Remember the jingle "Look for the union label" from the International Ladies' Garment Workers' Union campaign in the '80s? It's a good reminder today when buying PPE. OSHA, NFPA 70E and ANSI C2 (NESC) all agree: you should look for the AR (Arc Rating) label when buying a shirt or a suit. Most of the industry turns to the national consensus standards such as ANSI/IEEE's National Electrical Safety Code (NESC) or NFPA 70E Standard for Electrical Safety in the Workplace. These two standards cover electric utility work and other general industry electrical work, respectively. NFPA 70E began to "reframe" the terminology to get people to ask for AR rather than FR (flame resistant) clothing in 2012. The reason for this change is that FR doesn't have any standards which apply to any particular hazard. FR traditionally was believed to be generically protective from flame at some level but this is actually untrue of some fabrics. There are two problems:
When we set minimum standards, technology starts finding ways to "pass the test" which the test creators (the standards committee) did not envision. Sometimes these technological changes are helpful, but other times they are detrimental to the protection.
Small scale tests are developed to replicate a part of the hazard in an inexpensive way, to allow for cost effective testing, but when only a small scale test is used, there may not be a way to differentiate between good and bad fabrics without a battery of tests or a "large scale test."
In arc rating, unlike FR, we have a large scale test which can be matched to protection levels. AR is a protection level which closely correlates with protection in the real world. So in your "reframing," start using the term "arc-rated (AR)" vs. "flame resistant (FR)" clothing or "Arc Rated, Flame Resistant clothing." Either term is correct and will have true meaning.
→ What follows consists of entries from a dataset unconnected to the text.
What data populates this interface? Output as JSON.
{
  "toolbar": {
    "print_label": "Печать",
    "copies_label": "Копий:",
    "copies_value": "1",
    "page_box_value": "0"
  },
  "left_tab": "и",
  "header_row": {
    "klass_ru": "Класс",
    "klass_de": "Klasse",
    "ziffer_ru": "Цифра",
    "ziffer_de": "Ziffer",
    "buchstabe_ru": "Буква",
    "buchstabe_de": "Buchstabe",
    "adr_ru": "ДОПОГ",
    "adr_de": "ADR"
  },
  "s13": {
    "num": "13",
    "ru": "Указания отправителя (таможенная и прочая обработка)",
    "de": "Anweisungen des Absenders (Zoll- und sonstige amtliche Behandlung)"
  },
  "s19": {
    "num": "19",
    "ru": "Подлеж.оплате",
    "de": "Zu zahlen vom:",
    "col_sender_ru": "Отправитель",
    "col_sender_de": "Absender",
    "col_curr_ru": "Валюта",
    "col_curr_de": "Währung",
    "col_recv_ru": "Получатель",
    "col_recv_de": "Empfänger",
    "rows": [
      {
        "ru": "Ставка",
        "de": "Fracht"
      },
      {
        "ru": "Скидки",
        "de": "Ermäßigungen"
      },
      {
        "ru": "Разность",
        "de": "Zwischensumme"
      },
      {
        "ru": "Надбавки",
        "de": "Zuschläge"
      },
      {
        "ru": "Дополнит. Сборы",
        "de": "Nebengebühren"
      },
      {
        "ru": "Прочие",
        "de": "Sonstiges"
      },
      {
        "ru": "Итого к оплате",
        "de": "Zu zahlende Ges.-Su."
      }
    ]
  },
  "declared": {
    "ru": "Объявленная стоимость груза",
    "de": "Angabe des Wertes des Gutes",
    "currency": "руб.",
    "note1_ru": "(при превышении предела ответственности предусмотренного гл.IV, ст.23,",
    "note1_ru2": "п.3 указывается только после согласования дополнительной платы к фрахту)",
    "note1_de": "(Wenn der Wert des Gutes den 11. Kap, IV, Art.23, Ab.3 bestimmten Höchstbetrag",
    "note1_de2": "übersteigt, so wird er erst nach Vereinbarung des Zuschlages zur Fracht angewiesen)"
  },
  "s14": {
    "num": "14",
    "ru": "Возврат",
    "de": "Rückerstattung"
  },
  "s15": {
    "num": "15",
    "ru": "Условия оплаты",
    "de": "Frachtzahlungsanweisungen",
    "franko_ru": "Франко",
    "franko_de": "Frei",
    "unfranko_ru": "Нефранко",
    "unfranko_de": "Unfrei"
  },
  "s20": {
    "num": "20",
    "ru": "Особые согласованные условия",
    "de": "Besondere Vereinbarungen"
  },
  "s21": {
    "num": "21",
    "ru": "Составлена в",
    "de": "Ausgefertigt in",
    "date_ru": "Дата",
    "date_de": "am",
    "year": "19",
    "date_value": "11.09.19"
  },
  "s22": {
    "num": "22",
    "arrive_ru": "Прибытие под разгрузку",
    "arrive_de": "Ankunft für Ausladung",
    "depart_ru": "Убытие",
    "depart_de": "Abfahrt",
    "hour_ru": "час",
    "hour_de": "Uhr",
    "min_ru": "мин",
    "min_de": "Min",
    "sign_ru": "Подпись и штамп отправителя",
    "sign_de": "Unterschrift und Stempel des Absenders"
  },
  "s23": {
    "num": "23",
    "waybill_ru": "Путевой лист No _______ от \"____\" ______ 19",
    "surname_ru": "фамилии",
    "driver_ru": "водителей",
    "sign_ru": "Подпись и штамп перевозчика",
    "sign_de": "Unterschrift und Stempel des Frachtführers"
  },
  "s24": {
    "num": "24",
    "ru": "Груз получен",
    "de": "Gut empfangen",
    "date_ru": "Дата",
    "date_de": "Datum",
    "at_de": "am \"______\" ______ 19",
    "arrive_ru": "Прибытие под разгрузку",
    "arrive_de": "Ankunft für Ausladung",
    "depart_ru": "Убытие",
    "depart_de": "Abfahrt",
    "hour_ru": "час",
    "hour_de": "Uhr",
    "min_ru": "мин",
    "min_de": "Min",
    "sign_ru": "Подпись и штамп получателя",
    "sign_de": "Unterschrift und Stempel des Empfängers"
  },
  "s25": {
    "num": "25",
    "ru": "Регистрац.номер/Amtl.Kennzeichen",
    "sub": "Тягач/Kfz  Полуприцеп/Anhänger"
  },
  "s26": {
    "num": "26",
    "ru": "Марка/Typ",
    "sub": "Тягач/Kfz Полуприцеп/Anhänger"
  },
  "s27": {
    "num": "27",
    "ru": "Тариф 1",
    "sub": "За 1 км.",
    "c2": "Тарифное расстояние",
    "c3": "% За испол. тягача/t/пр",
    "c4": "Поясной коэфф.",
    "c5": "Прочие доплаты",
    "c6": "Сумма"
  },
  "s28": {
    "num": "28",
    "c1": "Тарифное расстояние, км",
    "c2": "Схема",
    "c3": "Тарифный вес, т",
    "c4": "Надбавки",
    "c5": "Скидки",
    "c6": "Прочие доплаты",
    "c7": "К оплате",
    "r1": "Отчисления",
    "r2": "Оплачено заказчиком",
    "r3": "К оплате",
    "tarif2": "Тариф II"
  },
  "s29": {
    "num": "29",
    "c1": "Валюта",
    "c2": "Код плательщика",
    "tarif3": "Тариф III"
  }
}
In the flash fire world we should start talking about Flash-Fire Rated (FFR) clothing which meets a flash fire standard (such as NFPA 2112 or for rainwear use ASTM F2733), electric arc hazard clothing which meets an arc standard (such as ASTM F1506, ASTM F1891 for rainwear or ASTM F2178 for hoods, goggles and faceshields) and firefighter clothing which meets a firefighter standard (such as NFPA 1971 Turnout Gear, NFPA 1975 Fire Station-wear or NFPA 1977 Wildland Firefighting). This is clear, and the labeling is helpful to choose the FR clothing based on its hazard, such as AR or FFR.
Watch for deceptive companies using standards like D6413 (no pass/fail criteria), FTMS 191A.5901 or FTMS 191A.5903 (old standards no longer published or updated). NFPA recently provided a clear statement against misusing NFPA 701 in garments. This standard is only for wall coverings, curtains, furniture, and other building uses. It does not apply to garments and doing so is a misuse of the standard which opens a company that's labeling garments "Flame Resistant per NFPA 701" to liability.
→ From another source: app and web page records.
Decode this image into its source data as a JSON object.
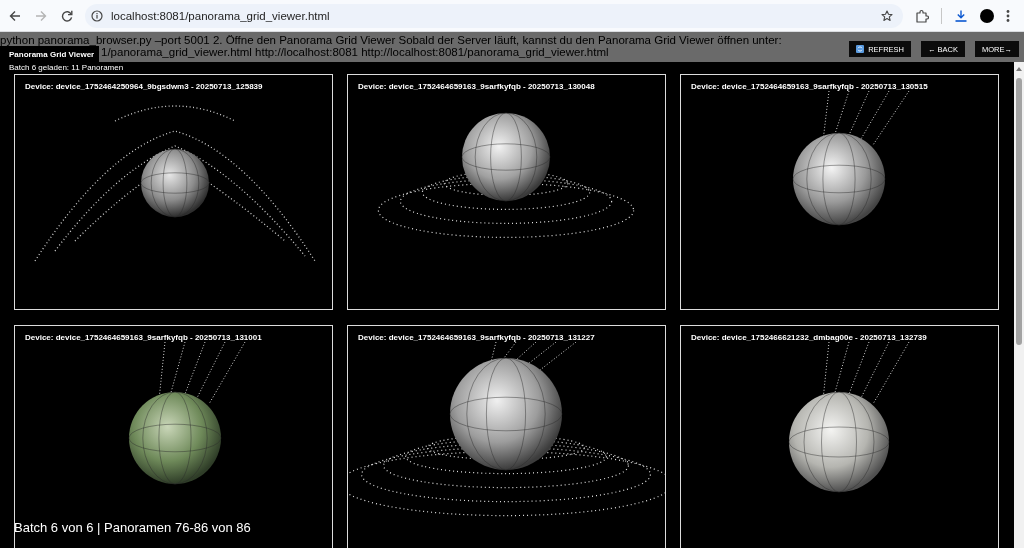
{
  "browser": {
    "url": "localhost:8081/panorama_grid_viewer.html",
    "back_disabled": false,
    "forward_disabled": true
  },
  "background_text": [
    "python panorama_browser.py –port 5001 2. Öffne den Panorama Grid Viewer Sobald der Server läuft, kannst du den Panorama Grid Viewer öffnen unter:",
    "1/panorama_grid_viewer.html http://localhost:8081 http://localhost:8081/panorama_grid_viewer.html"
  ],
  "header": {
    "title": "Panorama Grid Viewer",
    "subtitle": "Batch 6 geladen: 11 Panoramen",
    "buttons": [
      {
        "label": "REFRESH",
        "kind": "icon"
      },
      {
        "label": "← BACK",
        "kind": "text"
      },
      {
        "label": "MORE→",
        "kind": "text"
      }
    ]
  },
  "panoramas": [
    {
      "label": "Device: device_1752464250964_9bgsdwm3 - 20250713_125839"
    },
    {
      "label": "Device: device_1752464659163_9sarfkyfqb - 20250713_130048"
    },
    {
      "label": "Device: device_1752464659163_9sarfkyfqb - 20250713_130515"
    },
    {
      "label": "Device: device_1752464659163_9sarfkyfqb - 20250713_131001"
    },
    {
      "label": "Device: device_1752464659163_9sarfkyfqb - 20250713_131227"
    },
    {
      "label": "Device: device_1752466621232_dmbag00e - 20250713_132739"
    }
  ],
  "status": "Batch 6 von 6 | Panoramen 76-86 von 86"
}
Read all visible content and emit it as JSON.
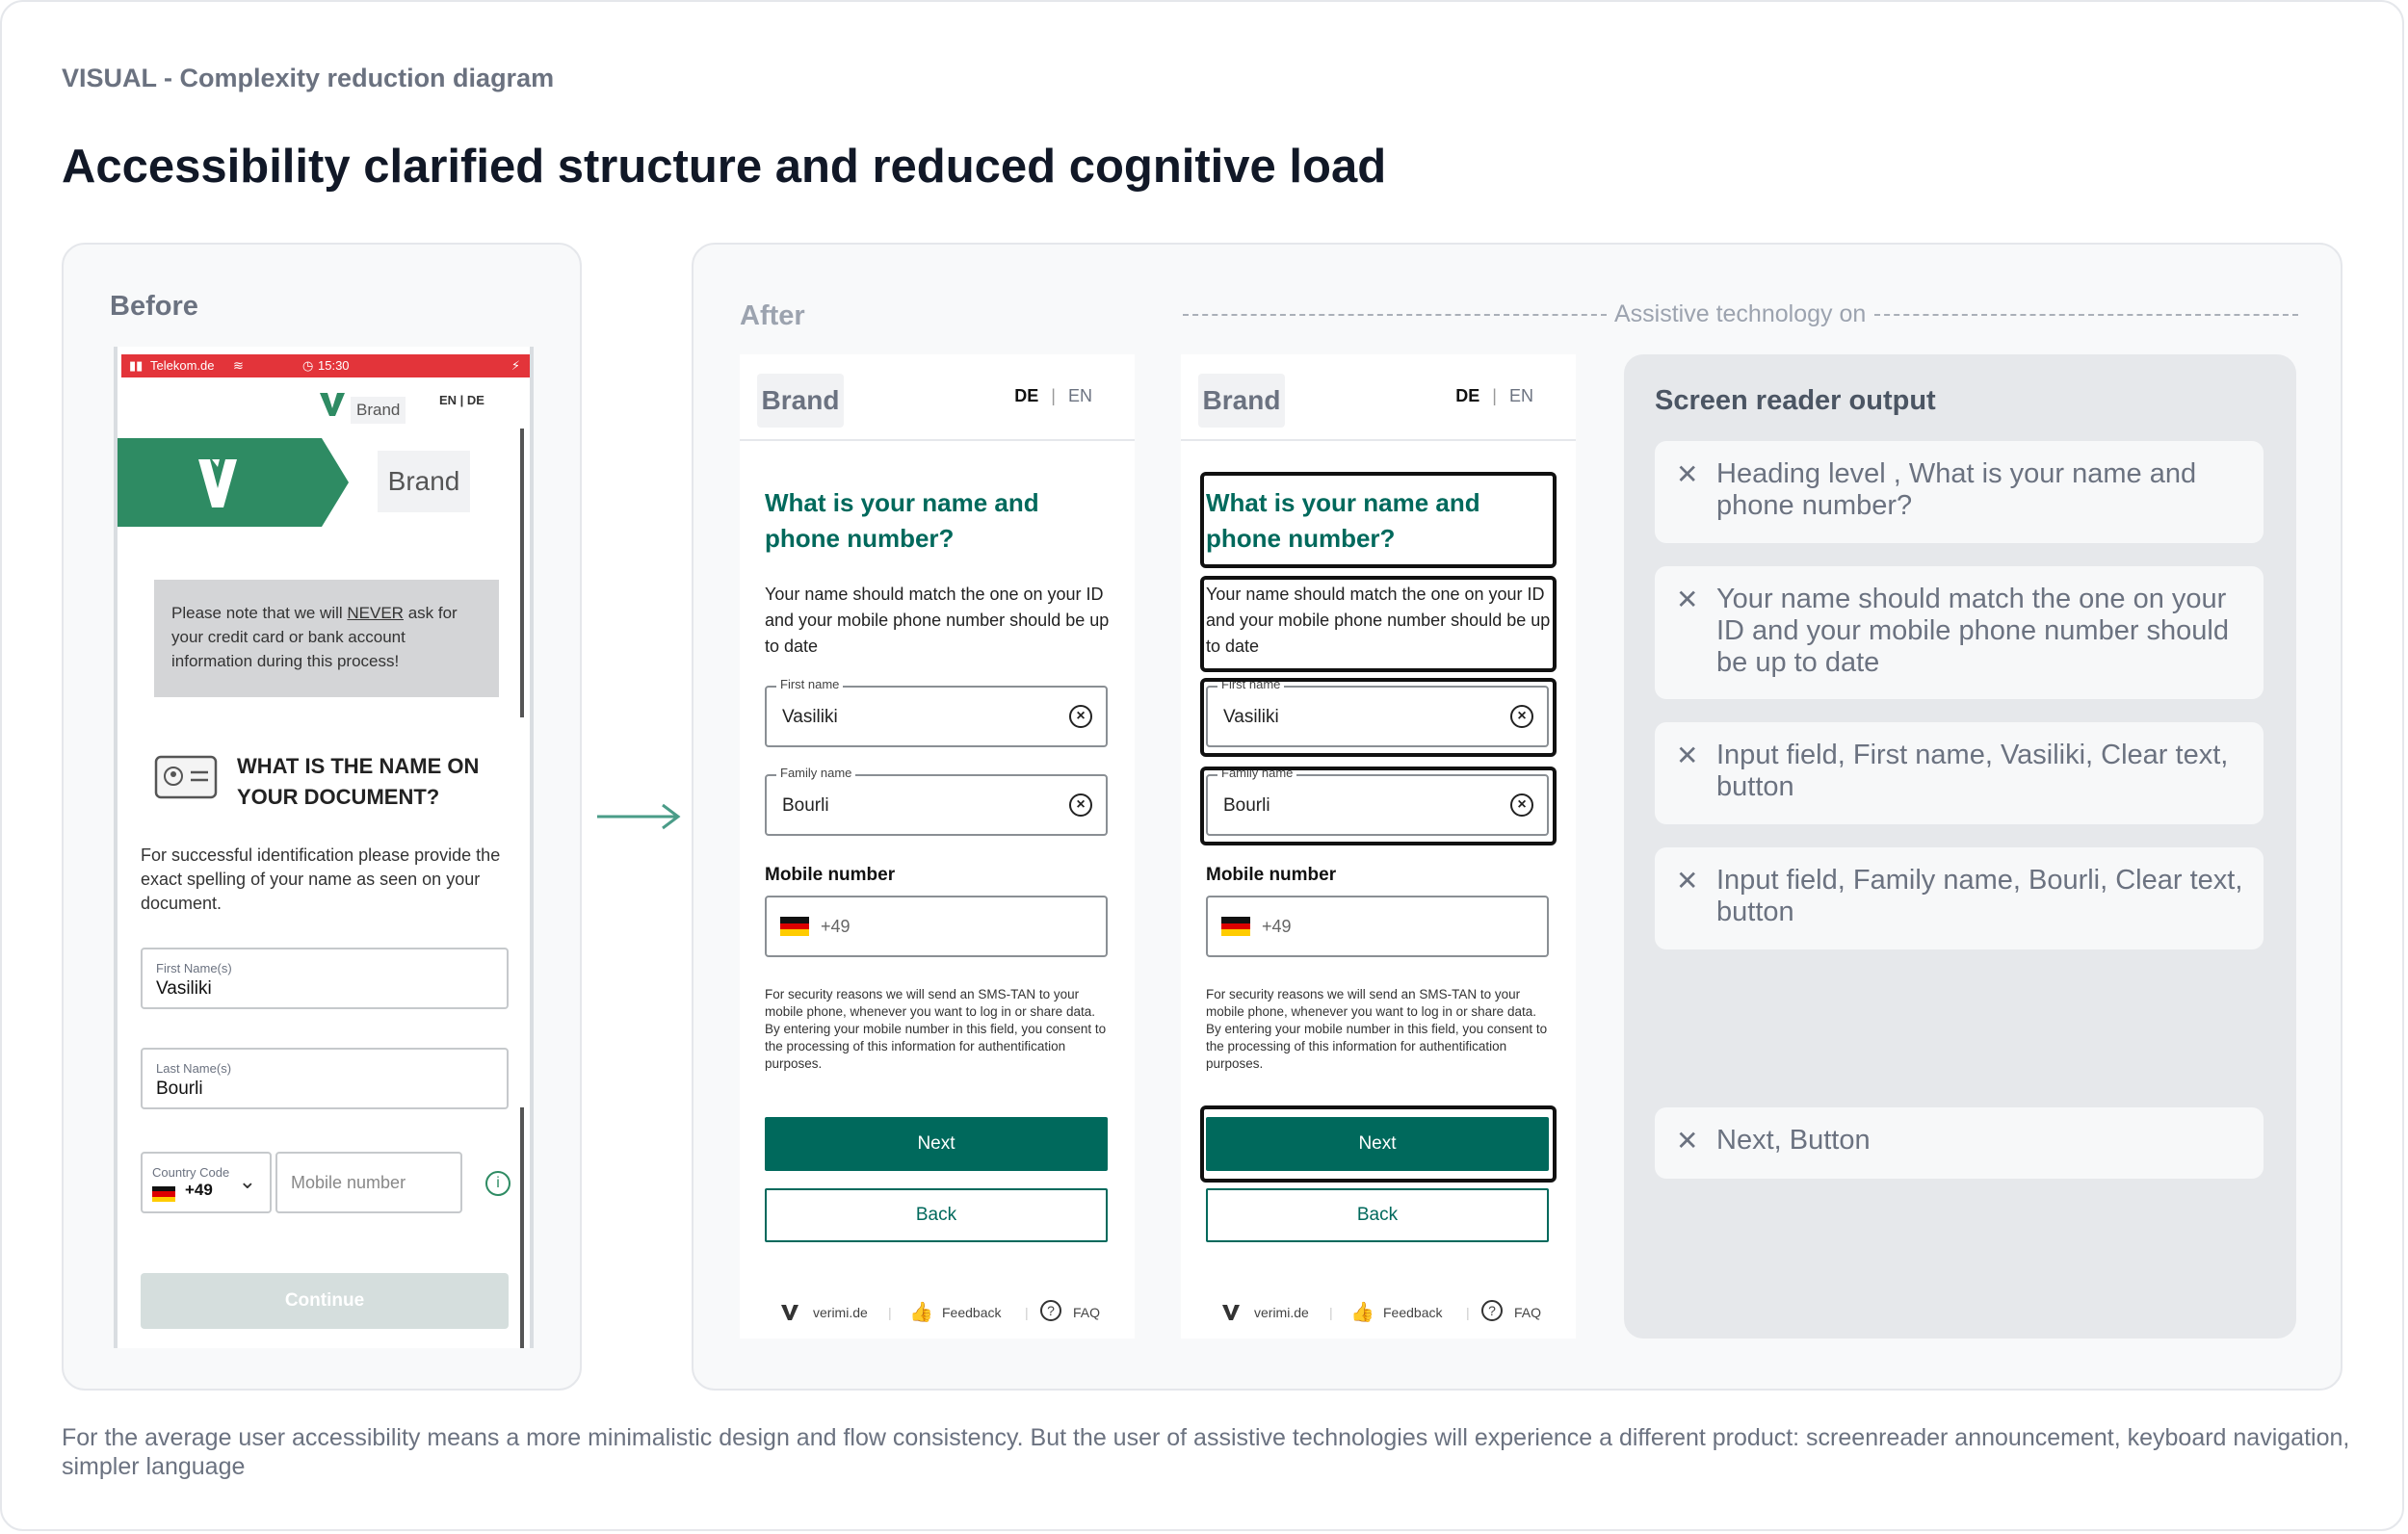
{
  "eyebrow": "VISUAL - Complexity reduction diagram",
  "title": "Accessibility clarified structure and reduced cognitive load",
  "caption": "For the average user accessibility means a more minimalistic design and flow consistency. But the user of assistive technologies will experience a different product: screenreader announcement, keyboard navigation, simpler language",
  "before": {
    "label": "Before",
    "status": {
      "carrier": "Telekom.de",
      "time": "15:30"
    },
    "brand_small": "Brand",
    "lang": "EN | DE",
    "brand_banner": "Brand",
    "notice_pre": "Please note that we will ",
    "notice_emph": "NEVER",
    "notice_post": " ask for your credit card or bank account information during this process!",
    "doc_heading": "WHAT IS THE NAME ON YOUR DOCUMENT?",
    "doc_desc": "For successful identification please provide the exact spelling of your name as seen on your document.",
    "first_label": "First Name(s)",
    "first_value": "Vasiliki",
    "last_label": "Last Name(s)",
    "last_value": "Bourli",
    "country_label": "Country Code",
    "country_value": "+49",
    "mobile_placeholder": "Mobile number",
    "continue": "Continue"
  },
  "after": {
    "label": "After",
    "at_label": "Assistive technology on",
    "brand": "Brand",
    "lang_de": "DE",
    "lang_sep": "|",
    "lang_en": "EN",
    "question": "What is your name and phone number?",
    "desc": "Your name should match the one on your ID and your mobile phone number should be up to date",
    "first_label": "First name",
    "first_value": "Vasiliki",
    "family_label": "Family name",
    "family_value": "Bourli",
    "mobile_label": "Mobile number",
    "phone_code": "+49",
    "note": "For security reasons we will send an SMS-TAN to your mobile phone, whenever you want to log in or share data. By entering your mobile number in this field, you consent to the processing of this information for authentification purposes.",
    "next": "Next",
    "back": "Back",
    "footer": {
      "site": "verimi.de",
      "feedback": "Feedback",
      "faq": "FAQ"
    }
  },
  "screen_reader": {
    "title": "Screen reader output",
    "items": [
      "Heading level , What is your name and phone number?",
      "Your name should match the one on your ID and your mobile phone number should be up to date",
      "Input field, First name, Vasiliki, Clear text, button",
      "Input field, Family name, Bourli, Clear text, button",
      "Next, Button"
    ]
  },
  "colors": {
    "brand_green": "#00695c",
    "banner_green": "#2e8b63",
    "status_red": "#e3343a",
    "arrow": "#4a9c88"
  }
}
|ASTM||F1506 -10a||Flame Resistant and Arc Rated Textiles for Wearing Apparel for Use by Electrical Workers|
|F1891-12||Arc and Flame Resistant Rainwear|
Additional Standards Related to Fire Hazards
|ASTM||F2733-09||Flame Resistant Rainwear|
|NFPA||2112-12||Flame-Resistant Garments for Protection of Industrial Personnel Against Flash Fire|
DO NOT Use Obsolete, Non-Applicable Standards
|191A.5903||D6413 (Test Method)|